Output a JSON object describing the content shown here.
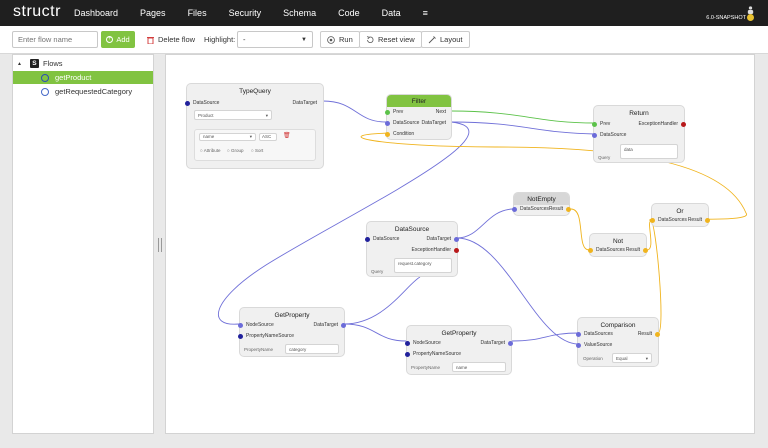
{
  "app": {
    "logo": "structr",
    "version": "6.0-SNAPSHOT"
  },
  "nav": {
    "items": [
      "Dashboard",
      "Pages",
      "Files",
      "Security",
      "Schema",
      "Code",
      "Data",
      "≡"
    ]
  },
  "toolbar": {
    "flow_name_placeholder": "Enter flow name",
    "add_label": "Add",
    "delete_label": "Delete flow",
    "highlight_label": "Highlight:",
    "highlight_value": "-",
    "run_label": "Run",
    "reset_label": "Reset view",
    "layout_label": "Layout"
  },
  "sidebar": {
    "root_label": "Flows",
    "root_badge": "S",
    "items": [
      {
        "label": "getProduct",
        "selected": true
      },
      {
        "label": "getRequestedCategory",
        "selected": false
      }
    ]
  },
  "nodes": {
    "typequery": {
      "title": "TypeQuery",
      "in_port": "DataSource",
      "out_port": "DataTarget",
      "type_value": "Product",
      "sort_field": "name",
      "sort_order": "ASC",
      "opt_attribute": "Attribute",
      "opt_group": "Group",
      "opt_sort": "Sort"
    },
    "filter": {
      "title": "Filter",
      "prev": "Prev",
      "next": "Next",
      "datasource": "DataSource",
      "datatarget": "DataTarget",
      "condition": "Condition"
    },
    "return": {
      "title": "Return",
      "prev": "Prev",
      "exception": "ExceptionHandler",
      "datasource": "DataSource",
      "query_label": "Query",
      "query_value": "data"
    },
    "notempty": {
      "title": "NotEmpty",
      "datasources": "DataSources",
      "result": "Result"
    },
    "or": {
      "title": "Or",
      "datasources": "DataSources",
      "result": "Result"
    },
    "not": {
      "title": "Not",
      "datasources": "DataSources",
      "result": "Result"
    },
    "datasource": {
      "title": "DataSource",
      "datasource": "DataSource",
      "datatarget": "DataTarget",
      "exception": "ExceptionHandler",
      "query_label": "Query",
      "query_value": "request.category"
    },
    "getproperty1": {
      "title": "GetProperty",
      "nodesource": "NodeSource",
      "datatarget": "DataTarget",
      "propnamesource": "PropertyNameSource",
      "propname_label": "PropertyName",
      "propname_value": "category"
    },
    "getproperty2": {
      "title": "GetProperty",
      "nodesource": "NodeSource",
      "datatarget": "DataTarget",
      "propnamesource": "PropertyNameSource",
      "propname_label": "PropertyName",
      "propname_value": "name"
    },
    "comparison": {
      "title": "Comparison",
      "datasources": "DataSources",
      "result": "Result",
      "valuesource": "ValueSource",
      "operation_label": "Operation",
      "operation_value": "Equal"
    }
  },
  "colors": {
    "accent": "#81c341",
    "nav_bg": "#1f1f1f",
    "data_edge": "#7070d8",
    "logic_edge": "#f0b41e",
    "flow_edge": "#5cc24a"
  }
}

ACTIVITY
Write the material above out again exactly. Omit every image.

EXERCISE SOLUTION
Output a JSON object describing the content shown here.
{
  "app": {
    "logo": "structr",
    "version": "6.0-SNAPSHOT"
  },
  "nav": {
    "items": [
      "Dashboard",
      "Pages",
      "Files",
      "Security",
      "Schema",
      "Code",
      "Data",
      "≡"
    ]
  },
  "toolbar": {
    "flow_name_placeholder": "Enter flow name",
    "add_label": "Add",
    "delete_label": "Delete flow",
    "highlight_label": "Highlight:",
    "highlight_value": "-",
    "run_label": "Run",
    "reset_label": "Reset view",
    "layout_label": "Layout"
  },
  "sidebar": {
    "root_label": "Flows",
    "root_badge": "S",
    "items": [
      {
        "label": "getProduct",
        "selected": true
      },
      {
        "label": "getRequestedCategory",
        "selected": false
      }
    ]
  },
  "nodes": {
    "typequery": {
      "title": "TypeQuery",
      "in_port": "DataSource",
      "out_port": "DataTarget",
      "type_value": "Product",
      "sort_field": "name",
      "sort_order": "ASC",
      "opt_attribute": "Attribute",
      "opt_group": "Group",
      "opt_sort": "Sort"
    },
    "filter": {
      "title": "Filter",
      "prev": "Prev",
      "next": "Next",
      "datasource": "DataSource",
      "datatarget": "DataTarget",
      "condition": "Condition"
    },
    "return": {
      "title": "Return",
      "prev": "Prev",
      "exception": "ExceptionHandler",
      "datasource": "DataSource",
      "query_label": "Query",
      "query_value": "data"
    },
    "notempty": {
      "title": "NotEmpty",
      "datasources": "DataSources",
      "result": "Result"
    },
    "or": {
      "title": "Or",
      "datasources": "DataSources",
      "result": "Result"
    },
    "not": {
      "title": "Not",
      "datasources": "DataSources",
      "result": "Result"
    },
    "datasource": {
      "title": "DataSource",
      "datasource": "DataSource",
      "datatarget": "DataTarget",
      "exception": "ExceptionHandler",
      "query_label": "Query",
      "query_value": "request.category"
    },
    "getproperty1": {
      "title": "GetProperty",
      "nodesource": "NodeSource",
      "datatarget": "DataTarget",
      "propnamesource": "PropertyNameSource",
      "propname_label": "PropertyName",
      "propname_value": "category"
    },
    "getproperty2": {
      "title": "GetProperty",
      "nodesource": "NodeSource",
      "datatarget": "DataTarget",
      "propnamesource": "PropertyNameSource",
      "propname_label": "PropertyName",
      "propname_value": "name"
    },
    "comparison": {
      "title": "Comparison",
      "datasources": "DataSources",
      "result": "Result",
      "valuesource": "ValueSource",
      "operation_label": "Operation",
      "operation_value": "Equal"
    }
  },
  "colors": {
    "accent": "#81c341",
    "nav_bg": "#1f1f1f",
    "data_edge": "#7070d8",
    "logic_edge": "#f0b41e",
    "flow_edge": "#5cc24a"
  }
}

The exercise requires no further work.